- [Exercise details]: Copy each line of the entries that includes the word "text".

- [Provided material]:
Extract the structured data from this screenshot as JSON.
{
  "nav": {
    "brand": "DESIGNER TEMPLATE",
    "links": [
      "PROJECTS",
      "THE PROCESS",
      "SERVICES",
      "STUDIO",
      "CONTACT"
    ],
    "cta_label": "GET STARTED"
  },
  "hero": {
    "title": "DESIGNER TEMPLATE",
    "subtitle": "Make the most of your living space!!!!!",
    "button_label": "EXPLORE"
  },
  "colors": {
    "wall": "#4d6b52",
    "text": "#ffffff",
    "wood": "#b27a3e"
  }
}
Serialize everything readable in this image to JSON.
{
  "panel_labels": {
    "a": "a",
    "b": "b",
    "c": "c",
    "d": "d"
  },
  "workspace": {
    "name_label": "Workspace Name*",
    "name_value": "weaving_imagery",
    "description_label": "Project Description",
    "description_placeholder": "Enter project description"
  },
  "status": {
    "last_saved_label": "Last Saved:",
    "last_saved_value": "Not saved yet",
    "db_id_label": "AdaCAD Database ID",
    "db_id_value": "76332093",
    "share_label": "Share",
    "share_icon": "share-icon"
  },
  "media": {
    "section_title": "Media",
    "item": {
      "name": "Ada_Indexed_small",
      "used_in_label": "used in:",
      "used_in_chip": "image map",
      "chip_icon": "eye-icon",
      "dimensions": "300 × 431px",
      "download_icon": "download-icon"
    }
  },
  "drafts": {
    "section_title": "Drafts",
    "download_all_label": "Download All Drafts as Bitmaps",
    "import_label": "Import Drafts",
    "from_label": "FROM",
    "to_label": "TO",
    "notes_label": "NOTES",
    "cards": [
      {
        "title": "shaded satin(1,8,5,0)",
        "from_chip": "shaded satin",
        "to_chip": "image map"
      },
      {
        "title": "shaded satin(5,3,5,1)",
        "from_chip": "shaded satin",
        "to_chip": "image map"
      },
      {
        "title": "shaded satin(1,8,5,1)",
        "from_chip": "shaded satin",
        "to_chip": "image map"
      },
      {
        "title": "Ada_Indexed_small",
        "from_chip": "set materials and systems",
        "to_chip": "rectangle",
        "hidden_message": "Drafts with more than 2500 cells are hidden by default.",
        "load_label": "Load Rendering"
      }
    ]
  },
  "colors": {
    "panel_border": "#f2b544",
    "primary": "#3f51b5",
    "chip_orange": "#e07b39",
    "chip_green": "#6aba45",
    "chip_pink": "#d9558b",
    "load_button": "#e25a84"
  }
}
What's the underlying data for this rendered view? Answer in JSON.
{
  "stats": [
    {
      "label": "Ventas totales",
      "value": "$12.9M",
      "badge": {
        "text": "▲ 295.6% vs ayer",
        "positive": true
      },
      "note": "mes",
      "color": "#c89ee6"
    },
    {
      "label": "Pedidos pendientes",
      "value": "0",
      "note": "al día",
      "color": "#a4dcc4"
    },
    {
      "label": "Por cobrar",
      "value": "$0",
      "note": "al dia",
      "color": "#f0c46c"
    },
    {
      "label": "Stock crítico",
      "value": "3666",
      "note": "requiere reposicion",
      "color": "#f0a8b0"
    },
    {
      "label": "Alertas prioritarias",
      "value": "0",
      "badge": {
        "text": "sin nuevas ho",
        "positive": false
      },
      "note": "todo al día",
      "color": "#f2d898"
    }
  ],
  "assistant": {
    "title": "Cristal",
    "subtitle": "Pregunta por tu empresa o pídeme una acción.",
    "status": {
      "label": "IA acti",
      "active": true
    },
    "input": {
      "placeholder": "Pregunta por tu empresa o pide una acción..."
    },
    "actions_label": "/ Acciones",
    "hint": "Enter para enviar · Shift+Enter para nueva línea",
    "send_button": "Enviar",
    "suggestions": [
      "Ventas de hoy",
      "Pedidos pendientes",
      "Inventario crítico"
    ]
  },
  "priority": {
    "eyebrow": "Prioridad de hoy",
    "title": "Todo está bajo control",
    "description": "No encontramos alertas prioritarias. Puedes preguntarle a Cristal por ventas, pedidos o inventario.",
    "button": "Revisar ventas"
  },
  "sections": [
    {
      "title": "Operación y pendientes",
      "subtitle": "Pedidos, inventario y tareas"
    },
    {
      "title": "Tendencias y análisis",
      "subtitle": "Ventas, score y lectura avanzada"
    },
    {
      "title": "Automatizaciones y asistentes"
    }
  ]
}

- [Solution below]:
    "text": "#ffffff",
        "text": "▲ 295.6% vs ayer",
        "text": "sin nuevas ho",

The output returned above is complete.